CONTRIBUTORS

Skilled worker shortage still looms

Posted Feb. 12, 2012, at 1:45 p.m.

Given all that has, and is being said, in Augusta and in the media about work force development, economic development, education and training, and even welfare reform in Maine, it seems prudent to reflect on a number of pressing realities and their impact on the future of our state’s work force that were highlighted in a study conducted by Georgetown University — the results of which were featured in the June 20, 2010 issue of the Bangor Daily News.

The national study projected a shortage of skilled workers in the United States and Maine by 2018.

John Dorrer, then the director of the Maine Department of Labor Center for Workforce Research and Information, asserted: “Maine, like the rest of America, will need more college educated workers than it will have. It’s a problem that needs to be addressed now, because it takes time to solve. Our employers won’t have the workers they need in 2018, if we don’t act today.”

This work force development challenge presents itself at a time when an estimated 65 percent of the projected American work force in 2020 is already beyond the reach of our public school systems.

Despite this reality, the conversation in Maine, the oldest state in the nation, continues to focus on retooling secondary school education as a means of meeting our state’s work force development needs. While improving secondary schools is crucial, we must also underscore the need to increase post-secondary achievement in our state among adults in need of literacy, numeracy, life, work, post-secondary and career skills.
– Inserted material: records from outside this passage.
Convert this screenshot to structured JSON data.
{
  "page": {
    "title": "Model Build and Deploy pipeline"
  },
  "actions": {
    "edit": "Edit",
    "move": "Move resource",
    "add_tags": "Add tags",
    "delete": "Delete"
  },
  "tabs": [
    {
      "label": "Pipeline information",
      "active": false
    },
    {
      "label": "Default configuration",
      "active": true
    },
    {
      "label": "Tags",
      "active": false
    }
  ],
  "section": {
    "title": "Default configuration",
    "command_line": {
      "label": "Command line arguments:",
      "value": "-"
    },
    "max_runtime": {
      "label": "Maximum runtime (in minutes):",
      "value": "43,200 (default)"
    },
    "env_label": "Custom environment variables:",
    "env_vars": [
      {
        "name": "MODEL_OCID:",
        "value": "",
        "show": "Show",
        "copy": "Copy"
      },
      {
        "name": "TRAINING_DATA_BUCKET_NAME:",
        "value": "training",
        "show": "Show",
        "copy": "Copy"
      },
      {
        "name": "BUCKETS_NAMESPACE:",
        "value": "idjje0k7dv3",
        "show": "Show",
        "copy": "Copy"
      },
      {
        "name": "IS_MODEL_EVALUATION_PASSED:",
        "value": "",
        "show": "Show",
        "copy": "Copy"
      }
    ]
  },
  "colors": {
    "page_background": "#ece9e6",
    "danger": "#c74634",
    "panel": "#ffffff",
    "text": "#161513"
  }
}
Toward this end, the Maine Department of Education’s Office of Adult Education appointed a task force in 2009 to spearhead development of a career pathways work force development initiative called Maine ACCESS (Adult Career and College Education Service System). The Maine Career Pathways Task Force created an initial framework document and hosted an institute last March with the specific aim of strengthening and bringing together a number of existing assets in our state that are widely recognized as priority components in successful adult work force development initiatives.

Those components include a strong, responsive adult education system; college involvement; local, regional and state political support and leadership; employer and community-based partner engagement; and comprehensive support services.

Although developing an effective career pathways approach to work force development in our state will be challenging, now is the time for state leaders to back the development of this approach. The varied entities that must be fully engaged in moving the Maine ACCESS work force development project forward continue to operate, to a significant extent, within their respective service silos.

When services are siloed, the result is a “leaky pipeline” for preparing adults to earn occupational certifications or degrees in high-need, high-growth, high-wage career fields and to achieve financial tipping points leading to enhanced levels of self or family economic sufficiency. Maine deserves better.

We have begun to address this challenge in the St. John Valley through the formation of a local Career Pathways Task Group which already has seen its early efforts bear fruit through the development of Holistic, Integrated, Relevant Employment Education, or HIRE — a partnership between seven Aroostook and Washington County Adult Education programs and the University of Maine at Fort Kent.

Through this partnership, adult learners in a “digital cohort” will receive education and training in the law enforcement occupational sector employing the UMFK online Certificate in Criminal Justice and the availability of literacy-based instruction and other critical supports provided by local adult education programs.

The HIRE Education partnership is a precise representation of the responsive, strategic work force education and training efficiencies for which our governor has been calling. Initiatives like these can proliferate throughout Maine with the tangible and immediate backing and support of state leaders.

Peter Caron is director of adult and community education for SAD 27 headquartered in Fort Kent. Scott Voisine is dean of community education at the University of Maine at Fort Kent. Both are members of the Maine Career Pathways Task Force and the St. John Valley Career Pathways Initiative Task Group which endorses this Op-Ed.

SEE COMMENTS →

ADVERTISEMENT | Grow your business
ADVERTISEMENT | Grow your business

Similar Articles

More in Opinion